### Your objective
Go through the records, and copy each line in which the string "EURUSD" is present.

•••••

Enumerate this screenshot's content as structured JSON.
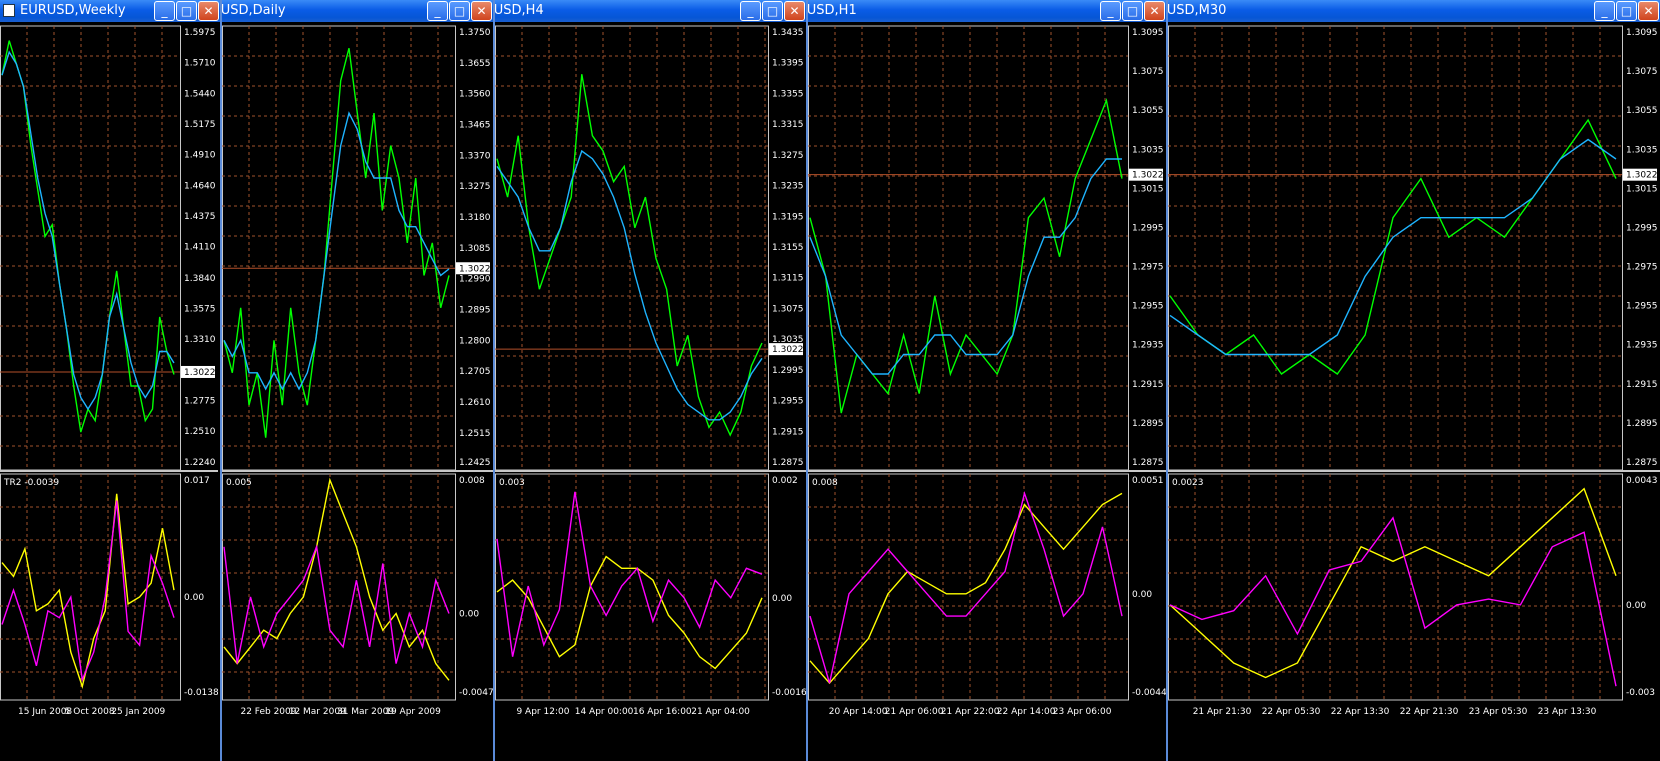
{
  "windows": [
    {
      "id": "weekly",
      "title": "EURUSD,Weekly",
      "price_labels": [
        "1.5975",
        "1.5710",
        "1.5440",
        "1.5175",
        "1.4910",
        "1.4640",
        "1.4375",
        "1.4110",
        "1.3840",
        "1.3575",
        "1.3310",
        "1.3022",
        "1.2775",
        "1.2510",
        "1.2240"
      ],
      "current_price": "1.3022",
      "ind_label": "TR2 -0.0039",
      "ind_labels": [
        "0.017",
        "0.00",
        "-0.0138"
      ],
      "time_labels": [
        "15 Jun 2008",
        "5 Oct 2008",
        "25 Jan 2009"
      ],
      "price_green": [
        1.56,
        1.59,
        1.57,
        1.55,
        1.5,
        1.46,
        1.42,
        1.43,
        1.38,
        1.34,
        1.29,
        1.25,
        1.27,
        1.26,
        1.3,
        1.35,
        1.39,
        1.34,
        1.29,
        1.29,
        1.26,
        1.27,
        1.35,
        1.32,
        1.3
      ],
      "price_blue": [
        1.56,
        1.58,
        1.57,
        1.55,
        1.51,
        1.47,
        1.44,
        1.42,
        1.38,
        1.34,
        1.3,
        1.28,
        1.27,
        1.28,
        1.3,
        1.35,
        1.37,
        1.34,
        1.31,
        1.29,
        1.28,
        1.29,
        1.32,
        1.32,
        1.31
      ],
      "ind_yellow": [
        0.005,
        0.003,
        0.007,
        -0.002,
        -0.001,
        0.001,
        -0.008,
        -0.013,
        -0.006,
        -0.002,
        0.015,
        -0.001,
        0.0,
        0.002,
        0.01,
        0.001
      ],
      "ind_magenta": [
        -0.004,
        0.001,
        -0.004,
        -0.01,
        -0.002,
        -0.003,
        0.0,
        -0.012,
        -0.008,
        0.0,
        0.014,
        -0.005,
        -0.007,
        0.006,
        0.002,
        -0.003
      ]
    },
    {
      "id": "daily",
      "title": "EURUSD,Daily",
      "price_labels": [
        "1.3750",
        "1.3655",
        "1.3560",
        "1.3465",
        "1.3370",
        "1.3275",
        "1.3180",
        "1.3085",
        "1.3022",
        "1.2990",
        "1.2895",
        "1.2800",
        "1.2705",
        "1.2610",
        "1.2515",
        "1.2425"
      ],
      "current_price": "1.3022",
      "ind_label": "0.005",
      "ind_labels": [
        "0.008",
        "0.00",
        "-0.0047"
      ],
      "time_labels": [
        "22 Feb 2009",
        "12 Mar 2009",
        "31 Mar 2009",
        "19 Apr 2009"
      ],
      "price_green": [
        1.28,
        1.27,
        1.29,
        1.26,
        1.27,
        1.25,
        1.28,
        1.26,
        1.29,
        1.27,
        1.26,
        1.28,
        1.3,
        1.33,
        1.36,
        1.37,
        1.35,
        1.33,
        1.35,
        1.32,
        1.34,
        1.33,
        1.31,
        1.33,
        1.3,
        1.31,
        1.29,
        1.3
      ],
      "price_blue": [
        1.28,
        1.275,
        1.28,
        1.27,
        1.27,
        1.265,
        1.27,
        1.265,
        1.27,
        1.265,
        1.27,
        1.28,
        1.3,
        1.32,
        1.34,
        1.35,
        1.345,
        1.335,
        1.33,
        1.33,
        1.33,
        1.32,
        1.315,
        1.315,
        1.31,
        1.305,
        1.3,
        1.302
      ],
      "ind_yellow": [
        -0.002,
        -0.003,
        -0.002,
        -0.001,
        -0.0015,
        0.0,
        0.001,
        0.004,
        0.008,
        0.006,
        0.004,
        0.001,
        -0.001,
        0.0,
        -0.002,
        -0.001,
        -0.003,
        -0.004
      ],
      "ind_magenta": [
        0.004,
        -0.003,
        0.001,
        -0.002,
        0.0,
        0.001,
        0.002,
        0.004,
        -0.001,
        -0.002,
        0.002,
        -0.002,
        0.003,
        -0.003,
        0.0,
        -0.002,
        0.002,
        0.0
      ]
    },
    {
      "id": "h4",
      "title": "EURUSD,H4",
      "price_labels": [
        "1.3435",
        "1.3395",
        "1.3355",
        "1.3315",
        "1.3275",
        "1.3235",
        "1.3195",
        "1.3155",
        "1.3115",
        "1.3075",
        "1.3035",
        "1.3022",
        "1.2995",
        "1.2955",
        "1.2915",
        "1.2875"
      ],
      "current_price": "1.3022",
      "ind_label": "0.003",
      "ind_labels": [
        "0.002",
        "0.00",
        "-0.0016"
      ],
      "time_labels": [
        "9 Apr 12:00",
        "14 Apr 00:00",
        "16 Apr 16:00",
        "21 Apr 04:00"
      ],
      "price_green": [
        1.327,
        1.322,
        1.33,
        1.318,
        1.31,
        1.314,
        1.318,
        1.322,
        1.338,
        1.33,
        1.328,
        1.324,
        1.326,
        1.318,
        1.322,
        1.314,
        1.31,
        1.3,
        1.304,
        1.296,
        1.292,
        1.294,
        1.291,
        1.294,
        1.3,
        1.303
      ],
      "price_blue": [
        1.326,
        1.324,
        1.322,
        1.318,
        1.315,
        1.315,
        1.318,
        1.324,
        1.328,
        1.327,
        1.325,
        1.322,
        1.318,
        1.312,
        1.307,
        1.303,
        1.3,
        1.297,
        1.295,
        1.294,
        1.293,
        1.293,
        1.294,
        1.296,
        1.299,
        1.301
      ],
      "ind_yellow": [
        0.0001,
        0.0003,
        0.0,
        -0.0005,
        -0.001,
        -0.0008,
        0.0002,
        0.0007,
        0.0005,
        0.0005,
        0.0003,
        -0.0003,
        -0.0006,
        -0.001,
        -0.0012,
        -0.0009,
        -0.0006,
        0.0
      ],
      "ind_magenta": [
        0.001,
        -0.001,
        0.0002,
        -0.0008,
        -0.0002,
        0.0018,
        0.0002,
        -0.0003,
        0.0002,
        0.0005,
        -0.0004,
        0.0003,
        0.0,
        -0.0005,
        0.0003,
        0.0,
        0.0005,
        0.0004
      ]
    },
    {
      "id": "h1",
      "title": "EURUSD,H1",
      "price_labels": [
        "1.3095",
        "1.3075",
        "1.3055",
        "1.3035",
        "1.3022",
        "1.3015",
        "1.2995",
        "1.2975",
        "1.2955",
        "1.2935",
        "1.2915",
        "1.2895",
        "1.2875"
      ],
      "current_price": "1.3022",
      "ind_label": "0.008",
      "ind_labels": [
        "0.0051",
        "0.00",
        "-0.0044"
      ],
      "time_labels": [
        "20 Apr 14:00",
        "21 Apr 06:00",
        "21 Apr 22:00",
        "22 Apr 14:00",
        "23 Apr 06:00"
      ],
      "price_green": [
        1.3,
        1.297,
        1.29,
        1.293,
        1.292,
        1.291,
        1.294,
        1.291,
        1.296,
        1.292,
        1.294,
        1.293,
        1.292,
        1.294,
        1.3,
        1.301,
        1.298,
        1.302,
        1.304,
        1.306,
        1.302
      ],
      "price_blue": [
        1.299,
        1.297,
        1.294,
        1.293,
        1.292,
        1.292,
        1.293,
        1.293,
        1.294,
        1.294,
        1.293,
        1.293,
        1.293,
        1.294,
        1.297,
        1.299,
        1.299,
        1.3,
        1.302,
        1.303,
        1.303
      ],
      "ind_yellow": [
        -0.003,
        -0.004,
        -0.003,
        -0.002,
        0.0,
        0.001,
        0.0005,
        0.0,
        0.0,
        0.0005,
        0.002,
        0.004,
        0.003,
        0.002,
        0.003,
        0.004,
        0.0045
      ],
      "ind_magenta": [
        -0.001,
        -0.004,
        0.0,
        0.001,
        0.002,
        0.001,
        0.0,
        -0.001,
        -0.001,
        0.0,
        0.001,
        0.0045,
        0.002,
        -0.001,
        0.0,
        0.003,
        -0.001
      ]
    },
    {
      "id": "m30",
      "title": "EURUSD,M30",
      "price_labels": [
        "1.3095",
        "1.3075",
        "1.3055",
        "1.3035",
        "1.3022",
        "1.3015",
        "1.2995",
        "1.2975",
        "1.2955",
        "1.2935",
        "1.2915",
        "1.2895",
        "1.2875"
      ],
      "current_price": "1.3022",
      "ind_label": "0.0023",
      "ind_labels": [
        "0.0043",
        "0.00",
        "-0.003"
      ],
      "time_labels": [
        "21 Apr 21:30",
        "22 Apr 05:30",
        "22 Apr 13:30",
        "22 Apr 21:30",
        "23 Apr 05:30",
        "23 Apr 13:30"
      ],
      "price_green": [
        1.296,
        1.294,
        1.293,
        1.294,
        1.292,
        1.293,
        1.292,
        1.294,
        1.3,
        1.302,
        1.299,
        1.3,
        1.299,
        1.301,
        1.303,
        1.305,
        1.302
      ],
      "price_blue": [
        1.295,
        1.294,
        1.293,
        1.293,
        1.293,
        1.293,
        1.294,
        1.297,
        1.299,
        1.3,
        1.3,
        1.3,
        1.3,
        1.301,
        1.303,
        1.304,
        1.303
      ],
      "ind_yellow": [
        0.0,
        -0.001,
        -0.002,
        -0.0025,
        -0.002,
        0.0,
        0.002,
        0.0015,
        0.002,
        0.0015,
        0.001,
        0.002,
        0.003,
        0.004,
        0.001
      ],
      "ind_magenta": [
        0.0,
        -0.0005,
        -0.0002,
        0.001,
        -0.001,
        0.0012,
        0.0015,
        0.003,
        -0.0008,
        0.0,
        0.0002,
        0.0,
        0.002,
        0.0025,
        -0.0028
      ]
    }
  ],
  "colors": {
    "green": "#00ff00",
    "blue": "#1eb4ff",
    "yellow": "#ffff00",
    "magenta": "#ff00ff",
    "grid": "#a0522d",
    "hline": "#b4502a",
    "text": "#ffffff"
  },
  "icons": {
    "minimize": "minimize-icon",
    "maximize": "maximize-icon",
    "close": "close-icon"
  }
}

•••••

### Exercise answer
      "title": "EURUSD,Weekly",
      "title": "EURUSD,Daily",
      "title": "EURUSD,H4",
      "title": "EURUSD,H1",
      "title": "EURUSD,M30",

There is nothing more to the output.